This is a submission in our monthly contest. November’s theme is Gratitude. Enter your own here!
Enjoy this time! Wait … THIS time? You mean like, right now? This is what I’m thinking as I sleepily stumble back into my almost three-year-old’s room for the second time tonight, at some ungodly hour, to put his blanket back on – my eyes barely open, my feet instinctively taking ninja-like steps over the creaky spots in the floor so I don’t wake my daughter. People seem to offer this sage advice to me at every turn – the older couple at the restaurant, my cousin with school-aged kids. It’s like the latest slogan t-shirt on Instagram that I can’t escape – black velvet letters in that retro font.
Oooooh, you meant THIS time, I think as I’m speeding from the farthest end of Target to their family restroom with a cart full of stuff and both my kids because my newly potty-trained son says he has to “go potty RIGHT NOW.” I try to muster up all the joy I can while I bust out the travel potty seat, throw him on it and attempt to ignore my gag reflex as my 18-month-old daughter walks around the restroom touching EV.ERY.THING.

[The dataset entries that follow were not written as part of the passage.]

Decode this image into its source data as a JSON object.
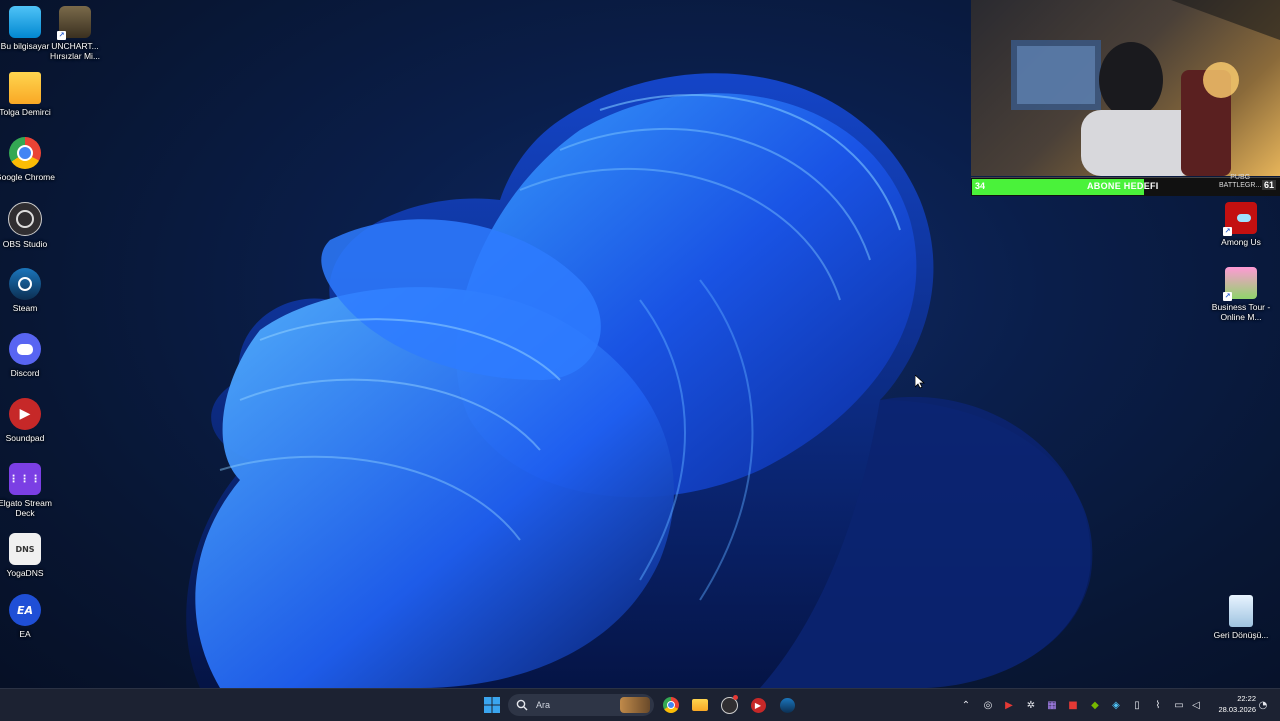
{
  "desktop_left": [
    {
      "label": "Bu bilgisayar"
    },
    {
      "label": "UNCHART... Hırsızlar Mi..."
    },
    {
      "label": "Tolga Demirci"
    },
    {
      "label": "Google Chrome"
    },
    {
      "label": "OBS Studio"
    },
    {
      "label": "Steam"
    },
    {
      "label": "Discord"
    },
    {
      "label": "Soundpad"
    },
    {
      "label": "Elgato Stream Deck"
    },
    {
      "label": "YogaDNS"
    },
    {
      "label": "EA"
    }
  ],
  "desktop_right": [
    {
      "label": "Among Us"
    },
    {
      "label": "Business Tour - Online M..."
    },
    {
      "label": "Geri Dönüşü..."
    }
  ],
  "overlay": {
    "goal_current": "34",
    "goal_title": "ABONE HEDEFI",
    "goal_target": "61",
    "goal_fraction": 0.56,
    "game_label_1": "PUBG",
    "game_label_2": "BATTLEGR..."
  },
  "taskbar": {
    "search_placeholder": "Ara",
    "time": "22:22",
    "date": "28.03.2026"
  },
  "colors": {
    "taskbar_bg": "#1c2232",
    "goal_fill": "#4af23a",
    "wallpaper_accent": "#1e6bff"
  }
}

See, the thing is, when I hear people utter those words, I do this immediate translation in my head so that what I actually hear them saying is “This time is so easy!” They must be crazy, I think. This is so hard. How could it get any harder? I mean if this is the pinnacle of ease in my child-rearing journey, I may not make it. What I want them to say sounds something more like “It’ll get easier!” Or maybe “Hang in there!” Something, anything that shows they understand that the struggle is real.
I should stop here and say that contrary to what the above may imply, I love being a mom. Like all the heart-eyed emojis LOVE. And my rational, non-sleep-deprived mind knows with all certainty that I will look back at this time when my kids are teenagers and long to have them call for me, to need me, to be the center of their universe. There are so many moments of pure joy during this time – my daughter whispering “I love you mama” while I’m rocking her to sleep, my son singing Bob Marley in the backseat, the feeling I get when the four of us are out together and there is nowhere else in the world I’d rather be or people I’d rather be with.
So when that stranger in the grocery store smiles at my daughter and utters those words, my rational mind (or what’s left of it) knows what she means. I want to say the same thing to people with one child who don’t yet know what it feels like to have to divide themselves – their patience, their time. But I can’t help to think when I hear it, that I must be doing something wrong. Why do I lose my patience so often? Why do I count down to bedtime? Why do I hide in my closet with a glass of wine while I scroll through Instagram (okay that never actually happened, but it has crossed my mind)? Why aren’t I enjoying every dang second?! It’s passing me by and I’m not appreciating it! Pressure. Guilt. More Guilt. Do those people have any idea the turmoil they’re causing me when they say those three little words????
Of course not. They just know all too well that with the next stage, comes an entirely new set of struggles. The things that exhaust and overwhelm me today, will likely be a hazy memory six months from now (like that time I’m pretty sure I cried over which crib mattress to put on my registry). And in their place will be new worries and challenges. New questions with no good answers, new debates on the right thing to say or do. But with all of that will also come new joys and accomplishments. New physical, emotional, and spiritual growth. New discoveries and the ever unfolding realization that we’re right where we need to be. So I vow to stop this fruitless quest for the holy grail of childhood phases. Stop feeding the idea that once this stage passes, it will get easier or better, or less busy. Because by doing that, I’m not only setting myself up for disappointment, I’m focusing so much on the hard stuff that I’m not letting the really good stuff sink in. Enjoy this time doesn’t mean it’s not hard. It means appreciate the good, lean into what’s uncomfortable or challenging. It will pass. It will all pass. So now when someone says “Enjoy this time,” I will hear something else entirely – be present, be grateful, be patient. Not just with my children, but with myself.